Why Women are Fed Up with Advertising

cnxt_dev
cnxt_dev
2019/04/24 08:00

women marketing ads

According to a recent report, women are more averse to advertising than ever before.

A recent report by Kantar has a number of media owners and brands talking about the fact that they may no longer be able to reach as much of their female audience as they used to.

Even though gender is one of the most sensitive topics around today, there are still countless brands that are not keeping up with important social changes such as gender equality. On the other side of the spectrum, some brands aren’t adapting to these changes out of a fear of getting it wrong, which ironically, will end up backfiring on them anyway.

A Woman’s Perspective on Advertising

According to Kantar, 76% of female consumers are unhappy with how they are portrayed in the media and advertising. Brands just don’t seem to be creating ads that are relatable to the 21st-century woman because they’re not an accurate representation of how today’s women think and act.

Additional research by JWT/Geena Davis Institute indicated that men tend to speak up to 7x more than women do in an advertisement, which further emphasizes that a large percentage of modern ads are still based on old gender norms – naturally, this is deterring women from wanting to support certain brands.

Overall, women feel that brands could be doing a better job of evaluating their approach to advertising from concept to execution by rethinking what it means to be a woman in today’s day and age.
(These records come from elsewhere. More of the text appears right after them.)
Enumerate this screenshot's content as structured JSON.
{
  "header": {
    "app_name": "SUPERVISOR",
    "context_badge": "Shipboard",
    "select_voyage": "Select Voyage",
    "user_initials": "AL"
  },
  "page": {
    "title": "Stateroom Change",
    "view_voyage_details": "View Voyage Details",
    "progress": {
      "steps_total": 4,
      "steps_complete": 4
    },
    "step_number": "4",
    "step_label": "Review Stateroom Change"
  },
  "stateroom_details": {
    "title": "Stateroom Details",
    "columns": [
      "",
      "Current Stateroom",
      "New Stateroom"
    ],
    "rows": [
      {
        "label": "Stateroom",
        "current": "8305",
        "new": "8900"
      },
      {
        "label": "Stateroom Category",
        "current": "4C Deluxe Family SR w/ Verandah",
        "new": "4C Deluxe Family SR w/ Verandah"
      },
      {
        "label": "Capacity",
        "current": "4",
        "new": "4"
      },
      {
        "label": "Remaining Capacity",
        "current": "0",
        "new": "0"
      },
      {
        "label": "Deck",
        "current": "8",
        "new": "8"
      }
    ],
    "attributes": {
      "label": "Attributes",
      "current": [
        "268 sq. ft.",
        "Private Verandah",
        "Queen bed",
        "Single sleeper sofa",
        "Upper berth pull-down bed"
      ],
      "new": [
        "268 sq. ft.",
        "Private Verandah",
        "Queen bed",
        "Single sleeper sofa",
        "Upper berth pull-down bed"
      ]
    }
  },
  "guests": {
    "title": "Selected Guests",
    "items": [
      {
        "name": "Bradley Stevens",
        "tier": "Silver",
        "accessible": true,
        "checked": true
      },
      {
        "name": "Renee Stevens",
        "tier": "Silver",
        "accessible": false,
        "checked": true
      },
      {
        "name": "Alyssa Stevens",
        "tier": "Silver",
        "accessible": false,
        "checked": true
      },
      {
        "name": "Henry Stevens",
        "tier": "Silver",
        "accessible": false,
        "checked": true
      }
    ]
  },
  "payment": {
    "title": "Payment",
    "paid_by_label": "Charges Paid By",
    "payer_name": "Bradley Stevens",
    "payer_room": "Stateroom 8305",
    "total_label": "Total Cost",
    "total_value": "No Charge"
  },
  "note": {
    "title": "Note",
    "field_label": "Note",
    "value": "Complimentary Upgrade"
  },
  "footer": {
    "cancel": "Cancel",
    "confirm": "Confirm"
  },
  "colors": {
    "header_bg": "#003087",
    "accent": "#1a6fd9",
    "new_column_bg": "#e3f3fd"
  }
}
Where Brands are Going Wrong

In an effort not to lose a large percentage of their female target audience, brands need to start challenging their thinking as well as their overall approach to marketing.

For one, females tend to be over targeted in categories such as household, toiletries and food, and are left at the wayside in categories such as finance and automotive. The reality is that today’s households function very differently and both men and women fulfil multiple roles, which means they are both decision makers.

It’s unusual to think that so many brands still forget that women make just as many important decisions and purchases as men do – from purchasing a new car to buying insurance and investing in shares – yet men are still the primary target audience for many categories.

The below graph outlines the percentage of males versus females that make decisions in specific categories.

women fed up with ads

The status quo is changing and if brands want to survive in an evolving consumer landscape, they need to start making a few changes. BrandZ, the world’s largest brand equity database, recently reported that gender-balanced brands perform better than those that skew male or female.

Adopting a gender-balanced approach is the next logical step for brands everywhere.

Navigating a New Normal

So, what are some of the ways that brands can start making changes to their marketing in an effort to appeal to female consumers in a way that empowers them and appeals to their personal and professional roles?

  • Challenge Assumptions. When considering a new campaign, brands need to start finding ways to portray both men and women in an authoritative and aspirational way. Challenging assumptions and stereotypes are essential for going forward.
  • Find Ways to Appeal to Both Genders. While not every ad is going to need to appeal to both genders, in many cases, it should. During the creation of every new campaign, look at it through the lens of both men and women. How does the ad appeal to the needs and emotions of both genders? What can be changed so that it resonates with everyone in a different way?
  • Consider Cultures Too. Before you assume that an ad will definitely speak to women because of the music, imagery or content you’re using, make sure that it’s not crossing cultural boundaries and delivering the complete opposite message to a certain percentage of your audience. You may find that your campaign needs a little refinement when you take both gender and culture into consideration.
  • Be Authentic. Before you get too excited about creating more gender-balanced campaigns, make sure that your brand isn’t about to take a giant leap that will look unnatural and inauthentic. Decide how you want your brand to be viewed going forward and find ways to make small adjustments that will help you build a new image.
  • Keep Testing. Nobody gets it right on the first try, which is why testing is going to be imperative during this stage. It’s important to slowly gain an in-depth understanding of what appeals to your target audience and how that can be translated into what your brand offers. Some campaigns will work, others will be learning experiences, the bottom line is to keep testing all aspects – from the targeting you use in AdWords to the imagery you use in your video content.

You may think that your brand is doing a good job of connecting with women online but there is always room for improvement. Consumer preferences and gender roles as we know them are evolving and the minute you decide that you’ve nailed it is the moment you fall behind. Keep finding ways to inspire and empower your female audience if you want to stand out and boost your bottom line in the coming year and beyond.